::: Data excerpts

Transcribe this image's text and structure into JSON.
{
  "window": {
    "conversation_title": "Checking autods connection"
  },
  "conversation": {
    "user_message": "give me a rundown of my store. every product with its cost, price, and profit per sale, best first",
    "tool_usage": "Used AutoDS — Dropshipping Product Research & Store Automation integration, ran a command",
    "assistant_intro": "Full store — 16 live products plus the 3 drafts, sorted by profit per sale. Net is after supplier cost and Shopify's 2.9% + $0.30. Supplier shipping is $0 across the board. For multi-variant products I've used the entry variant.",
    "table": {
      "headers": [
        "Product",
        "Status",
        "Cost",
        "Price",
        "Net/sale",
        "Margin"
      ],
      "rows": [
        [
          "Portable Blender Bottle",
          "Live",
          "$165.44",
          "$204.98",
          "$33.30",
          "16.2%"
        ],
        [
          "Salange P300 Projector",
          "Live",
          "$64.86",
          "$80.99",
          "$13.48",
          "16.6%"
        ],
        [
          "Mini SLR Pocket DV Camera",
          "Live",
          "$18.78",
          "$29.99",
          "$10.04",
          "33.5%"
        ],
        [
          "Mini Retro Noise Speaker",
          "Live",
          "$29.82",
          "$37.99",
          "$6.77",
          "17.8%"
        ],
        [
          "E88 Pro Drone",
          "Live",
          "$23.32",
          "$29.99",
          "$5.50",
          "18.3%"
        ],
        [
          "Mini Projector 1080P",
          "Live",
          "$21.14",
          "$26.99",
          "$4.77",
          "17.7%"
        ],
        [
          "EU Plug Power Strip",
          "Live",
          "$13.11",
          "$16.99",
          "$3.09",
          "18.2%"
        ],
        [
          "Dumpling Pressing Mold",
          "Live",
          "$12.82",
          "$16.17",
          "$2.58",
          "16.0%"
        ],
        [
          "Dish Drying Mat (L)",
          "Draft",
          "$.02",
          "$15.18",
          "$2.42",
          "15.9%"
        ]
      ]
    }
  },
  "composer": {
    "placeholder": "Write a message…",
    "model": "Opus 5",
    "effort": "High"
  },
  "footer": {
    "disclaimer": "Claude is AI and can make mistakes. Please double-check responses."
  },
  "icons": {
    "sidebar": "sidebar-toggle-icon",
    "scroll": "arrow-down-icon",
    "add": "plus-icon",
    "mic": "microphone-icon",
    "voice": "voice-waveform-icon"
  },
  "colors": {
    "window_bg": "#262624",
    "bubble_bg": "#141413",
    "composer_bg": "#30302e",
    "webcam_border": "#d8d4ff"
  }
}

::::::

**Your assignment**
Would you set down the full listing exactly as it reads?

**Answer**
Transcribe this image's text and structure into JSON.
{
  "window": {
    "conversation_title": "Checking autods connection"
  },
  "conversation": {
    "user_message": "give me a rundown of my store. every product with its cost, price, and profit per sale, best first",
    "tool_usage": "Used AutoDS — Dropshipping Product Research & Store Automation integration, ran a command",
    "assistant_intro": "Full store — 16 live products plus the 3 drafts, sorted by profit per sale. Net is after supplier cost and Shopify's 2.9% + $0.30. Supplier shipping is $0 across the board. For multi-variant products I've used the entry variant.",
    "table": {
      "headers": [
        "Product",
        "Status",
        "Cost",
        "Price",
        "Net/sale",
        "Margin"
      ],
      "rows": [
        [
          "Portable Blender Bottle",
          "Live",
          "$165.44",
          "$204.98",
          "$33.30",
          "16.2%"
        ],
        [
          "Salange P300 Projector",
          "Live",
          "$64.86",
          "$80.99",
          "$13.48",
          "16.6%"
        ],
        [
          "Mini SLR Pocket DV Camera",
          "Live",
          "$18.78",
          "$29.99",
          "$10.04",
          "33.5%"
        ],
        [
          "Mini Retro Noise Speaker",
          "Live",
          "$29.82",
          "$37.99",
          "$6.77",
          "17.8%"
        ],
        [
          "E88 Pro Drone",
          "Live",
          "$23.32",
          "$29.99",
          "$5.50",
          "18.3%"
        ],
        [
          "Mini Projector 1080P",
          "Live",
          "$21.14",
          "$26.99",
          "$4.77",
          "17.7%"
        ],
        [
          "EU Plug Power Strip",
          "Live",
          "$13.11",
          "$16.99",
          "$3.09",
          "18.2%"
        ],
        [
          "Dumpling Pressing Mold",
          "Live",
          "$12.82",
          "$16.17",
          "$2.58",
          "16.0%"
        ],
        [
          "Dish Drying Mat (L)",
          "Draft",
          "$.02",
          "$15.18",
          "$2.42",
          "15.9%"
        ]
      ]
    }
  },
  "composer": {
    "placeholder": "Write a message…",
    "model": "Opus 5",
    "effort": "High"
  },
  "footer": {
    "disclaimer": "Claude is AI and can make mistakes. Please double-check responses."
  },
  "icons": {
    "sidebar": "sidebar-toggle-icon",
    "scroll": "arrow-down-icon",
    "add": "plus-icon",
    "mic": "microphone-icon",
    "voice": "voice-waveform-icon"
  },
  "colors": {
    "window_bg": "#262624",
    "bubble_bg": "#141413",
    "composer_bg": "#30302e",
    "webcam_border": "#d8d4ff"
  }
}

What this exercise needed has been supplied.